[I’ve been debating if I should write this at all, but writing seems to be one of the few things that helps me cope these days]
On 22nd May 2017, at 10.30pm, Manchester’s heart was broken. A man – that I refuse to name because he doesn’t deserve to be talked about – made a decision that caused unspeakable devastation. He targeted the end of Ariana Grande’s gig at Manchester Arena, and took 22 lives and injured many more.
I had friends, friends of friends, and colleagues at the Arena that night. Out of respect for what they’re going through, I’m not going to name names or talk about any specifics.
What I will say is, it hit far too close to home for me. I started out in the Events Industry, I know emergency protocol, I’ve been trained to deal with worst-case scenarios. And that’s before even talking about the city I have called home for the last 5 years. As bizarre as it sounds, as soon as I moved to Manchester I fell for it. I fell in love with the places, the history, the music, and most importantly… the people. It felt like I had finally found… home.
For Mancunians – and adopted Mancunians – terrorism has broken out heart, ripped apart our soul, and made us question everything we hold dear. I know there’s the 5 stages of grief; denial, anger, bargaining, depression and finally acceptance. But do they speak for a city? After all… “This is Manchester. We do things differently here.” Shock hit us first. Not our city. It doesn’t happen here. Now we’re a city full of a mixture of anger and grief. Grieving for the lives which have been destroyed, or changed forever. Anger that terrorism should have the sheer audacity to target our city, target our women and children. This is Manchester.
But every member of our wonderful city is fighting back, not with hate but with love. Instantly #MissingManchester #MissingInManchester became a way to help track down loved ones, and #RoomForManchester gave people a place to go. The Facebook Safety Check became an accessible way to let people know that you were ok, and requests and offers of help soon populated my notifications. Holiday Inn took in as many lost children as they could. At the vigil days after the attack, we chose to stand united as a city. People came in their thousands to show that we won’t be beaten. St Ann’s Square became a place to pay your respects, a place to morn. The GMP twitter and the MEN live feed became a vital way to find out legit information.

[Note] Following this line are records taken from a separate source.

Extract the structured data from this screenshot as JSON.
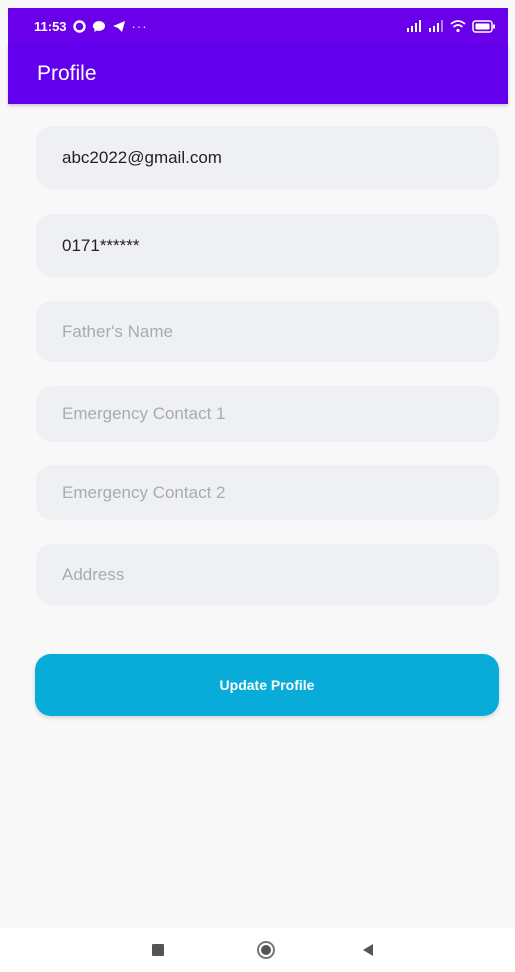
{
  "status_bar": {
    "time": "11:53",
    "more": "···"
  },
  "app_bar": {
    "title": "Profile"
  },
  "form": {
    "email": {
      "value": "abc2022@gmail.com",
      "placeholder": ""
    },
    "phone": {
      "value": "0171******",
      "placeholder": ""
    },
    "father_name": {
      "value": "",
      "placeholder": "Father's Name"
    },
    "emergency_contact_1": {
      "value": "",
      "placeholder": "Emergency Contact 1"
    },
    "emergency_contact_2": {
      "value": "",
      "placeholder": "Emergency Contact 2"
    },
    "address": {
      "value": "",
      "placeholder": "Address"
    }
  },
  "actions": {
    "update_label": "Update Profile"
  },
  "colors": {
    "app_bar": "#6200ee",
    "button": "#07acd9",
    "field_bg": "#eff0f3"
  },
  "nav": {
    "icons": [
      "square-recents-icon",
      "circle-home-icon",
      "triangle-back-icon"
    ]
  }
}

As I’m writing this, the We Love Manchester Emergency Fund set up by the MEN – part of their ‘We Stand Together’ appeal – has raised over £5,000,000. More and more businesses are donating what they can to help. The #OneLoveManchester gig will take place 04.06.17, with Ticketmaster and Ebay trying to crack down on resale tickets and Uber donating and matching any fares on the day to the emergency fund. The Manchester Bee Tattoo Appeal alone has raised £242,844. Last weekend was a huge deal for sporting events in the city, and thousands still came to the street to show their support.
My point is… There’s no words for what’s happened. There’s nothing I can say to bring those lost back, to stop peoples pain. But this has shown me the strength of the city I will always call home. It’s united young and old, men and women, and every faith that belongs here. We are Manchester. We will stand together. Terrorism will not win, it has no place in our city.
Now… I’ll leave you with the words of poet Tony Walsh.